The Linux kernel supports a special filesystem type of proc. This can be monitored to any directory like a normal filesystem, however there is normally only one instance of this type of filesystem mounted on the root filesystem to the /proc directory. There are many programs, which expect this filesystem type to be mounted here.
If you look at the /etc/fstab file, you will see that there is a filesystem mounted to /proc of type "proc". The device file used maybe any string, as this is unused is proc's case.
The proc filesystem provides an abstracted interface to kernel settings in kernel memory, without having to access kernel memory directly by using the device file /dev/kmem.

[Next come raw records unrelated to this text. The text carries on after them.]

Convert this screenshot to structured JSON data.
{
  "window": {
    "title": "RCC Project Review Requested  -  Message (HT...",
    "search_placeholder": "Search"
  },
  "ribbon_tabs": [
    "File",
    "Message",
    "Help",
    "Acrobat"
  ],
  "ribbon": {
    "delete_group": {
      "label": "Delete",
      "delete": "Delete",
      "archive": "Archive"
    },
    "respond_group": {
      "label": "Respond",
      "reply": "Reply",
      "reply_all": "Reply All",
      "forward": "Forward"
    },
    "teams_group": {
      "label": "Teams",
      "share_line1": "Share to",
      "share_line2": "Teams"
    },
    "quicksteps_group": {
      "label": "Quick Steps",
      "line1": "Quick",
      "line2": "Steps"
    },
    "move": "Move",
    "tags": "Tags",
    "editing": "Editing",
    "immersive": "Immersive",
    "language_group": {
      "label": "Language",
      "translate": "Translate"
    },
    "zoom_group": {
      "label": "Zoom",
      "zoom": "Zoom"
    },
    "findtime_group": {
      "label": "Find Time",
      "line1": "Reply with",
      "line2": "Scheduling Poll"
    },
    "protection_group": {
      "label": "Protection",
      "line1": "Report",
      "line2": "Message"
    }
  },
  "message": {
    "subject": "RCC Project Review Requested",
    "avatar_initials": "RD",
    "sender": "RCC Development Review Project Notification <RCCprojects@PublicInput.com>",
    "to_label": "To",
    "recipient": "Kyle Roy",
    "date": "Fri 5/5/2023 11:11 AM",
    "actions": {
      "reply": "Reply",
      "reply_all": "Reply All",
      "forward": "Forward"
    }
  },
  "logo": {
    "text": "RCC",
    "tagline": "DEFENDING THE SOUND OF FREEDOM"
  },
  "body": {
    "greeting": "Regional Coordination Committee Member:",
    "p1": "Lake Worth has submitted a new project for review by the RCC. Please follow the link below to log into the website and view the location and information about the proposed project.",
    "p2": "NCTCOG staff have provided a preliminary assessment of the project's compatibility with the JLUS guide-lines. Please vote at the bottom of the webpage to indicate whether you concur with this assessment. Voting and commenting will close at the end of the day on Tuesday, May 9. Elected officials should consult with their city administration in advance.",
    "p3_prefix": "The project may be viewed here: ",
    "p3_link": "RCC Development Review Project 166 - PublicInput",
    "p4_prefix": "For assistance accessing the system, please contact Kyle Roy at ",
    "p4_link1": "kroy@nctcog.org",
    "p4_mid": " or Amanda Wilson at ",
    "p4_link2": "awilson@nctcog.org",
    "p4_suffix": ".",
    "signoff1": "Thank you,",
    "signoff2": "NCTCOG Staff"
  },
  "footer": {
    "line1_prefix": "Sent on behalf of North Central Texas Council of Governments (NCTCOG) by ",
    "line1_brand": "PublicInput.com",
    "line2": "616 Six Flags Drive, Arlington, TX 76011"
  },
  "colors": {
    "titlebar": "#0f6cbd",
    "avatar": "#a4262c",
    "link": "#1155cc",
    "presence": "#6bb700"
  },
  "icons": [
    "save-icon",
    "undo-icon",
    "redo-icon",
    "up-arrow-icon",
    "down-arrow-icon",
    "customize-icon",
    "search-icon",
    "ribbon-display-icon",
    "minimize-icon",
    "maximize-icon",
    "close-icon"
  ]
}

If you do an "ls -l /proc", you will see a number of files and directories. These are not real disk files, but rather fake files generated automatically by the kernel that contain the values of different system variables and kernel settings.

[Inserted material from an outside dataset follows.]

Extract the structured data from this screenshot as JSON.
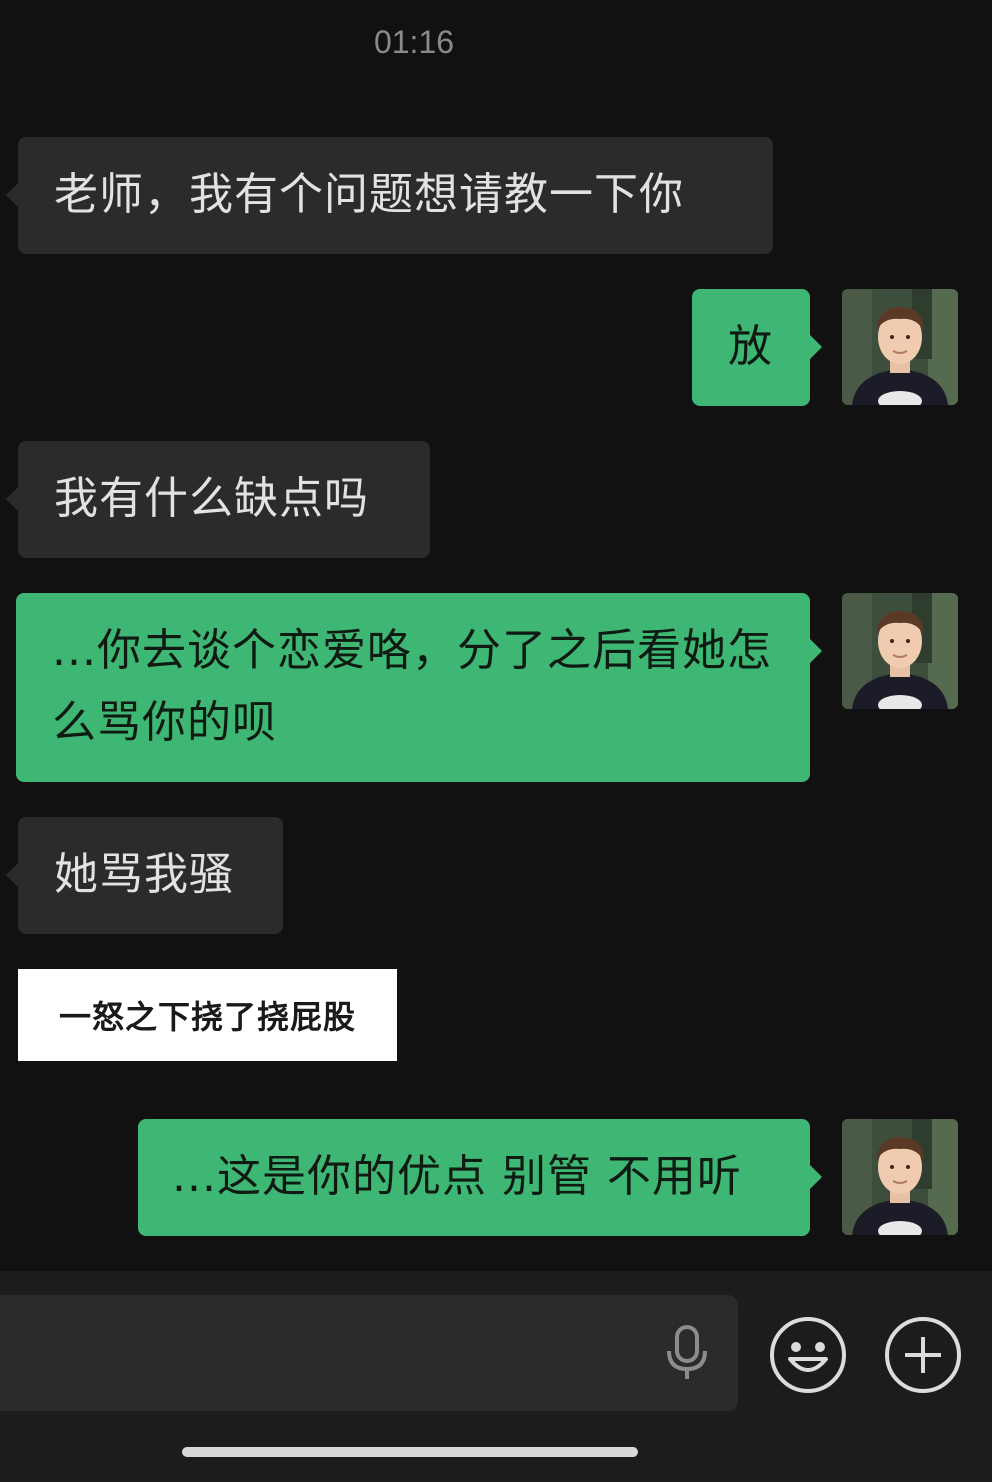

Some of these files can be written to as if they were regular text files, so that the system administrator can change the behaviour of the kernel in real time other files can only be read from.
There are four main kinds of information displayed as virtual files in the proc filesystem:
The process table
Kernel tuneable parameters
Detected hardware devices
Other tables and settings including the mount table, memory information and currently supported filesystems.
Look at the proc(5) man page ("man 5 proc")
Examine the files and directories under /proc by using the ls and cat commands.
Note that you can also view and modify system tuneable parameters by running the sysctl(8) command, which using the sysctl(2) system call in the kernel. (See the section called “Performance Tuning”)